**Directions for this task**
Filter the entries for the word "impresión". Copy each line that has it.

[Web page and app entries]
------------------------------
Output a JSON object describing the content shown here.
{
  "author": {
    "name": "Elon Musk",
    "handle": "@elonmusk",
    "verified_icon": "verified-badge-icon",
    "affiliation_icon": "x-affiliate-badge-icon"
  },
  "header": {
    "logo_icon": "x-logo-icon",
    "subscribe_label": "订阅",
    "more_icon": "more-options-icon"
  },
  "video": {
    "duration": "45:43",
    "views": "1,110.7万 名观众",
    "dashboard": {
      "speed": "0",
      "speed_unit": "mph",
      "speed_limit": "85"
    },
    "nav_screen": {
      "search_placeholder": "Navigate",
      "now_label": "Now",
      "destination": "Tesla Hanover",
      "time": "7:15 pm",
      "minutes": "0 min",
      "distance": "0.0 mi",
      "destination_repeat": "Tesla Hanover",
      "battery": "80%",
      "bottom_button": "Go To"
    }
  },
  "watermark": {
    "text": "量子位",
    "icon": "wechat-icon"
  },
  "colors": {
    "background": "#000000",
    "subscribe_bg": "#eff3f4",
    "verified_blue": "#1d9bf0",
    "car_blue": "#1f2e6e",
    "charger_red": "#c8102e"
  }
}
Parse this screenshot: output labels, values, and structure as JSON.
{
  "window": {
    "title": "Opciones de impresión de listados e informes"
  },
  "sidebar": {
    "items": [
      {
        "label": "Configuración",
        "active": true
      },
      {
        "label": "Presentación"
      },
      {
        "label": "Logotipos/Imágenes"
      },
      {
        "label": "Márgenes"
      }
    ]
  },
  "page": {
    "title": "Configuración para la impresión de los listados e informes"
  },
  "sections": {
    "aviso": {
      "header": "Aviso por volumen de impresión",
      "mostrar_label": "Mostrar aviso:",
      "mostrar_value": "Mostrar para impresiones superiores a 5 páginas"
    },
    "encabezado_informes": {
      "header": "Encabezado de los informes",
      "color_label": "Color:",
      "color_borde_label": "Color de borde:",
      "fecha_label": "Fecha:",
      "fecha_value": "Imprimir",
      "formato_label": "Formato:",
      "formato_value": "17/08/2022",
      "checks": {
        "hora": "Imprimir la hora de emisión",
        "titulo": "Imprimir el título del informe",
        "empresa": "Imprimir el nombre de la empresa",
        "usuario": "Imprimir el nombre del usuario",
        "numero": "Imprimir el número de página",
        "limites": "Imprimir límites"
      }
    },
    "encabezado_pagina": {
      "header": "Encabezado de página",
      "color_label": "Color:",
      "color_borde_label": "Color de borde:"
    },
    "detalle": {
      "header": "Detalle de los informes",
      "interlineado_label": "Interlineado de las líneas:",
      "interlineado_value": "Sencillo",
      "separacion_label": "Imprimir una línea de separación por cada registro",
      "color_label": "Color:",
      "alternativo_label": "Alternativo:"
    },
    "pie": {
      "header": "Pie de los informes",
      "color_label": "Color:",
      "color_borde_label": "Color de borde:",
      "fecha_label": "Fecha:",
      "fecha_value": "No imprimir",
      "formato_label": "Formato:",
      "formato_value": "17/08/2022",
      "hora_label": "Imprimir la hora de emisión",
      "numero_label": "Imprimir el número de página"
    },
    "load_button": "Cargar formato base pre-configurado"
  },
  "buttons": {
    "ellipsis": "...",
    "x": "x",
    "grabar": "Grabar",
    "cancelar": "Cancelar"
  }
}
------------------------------
**Task solution**
    "title": "Opciones de impresión de listados e informes"
    "title": "Configuración para la impresión de los listados e informes"
      "header": "Aviso por volumen de impresión",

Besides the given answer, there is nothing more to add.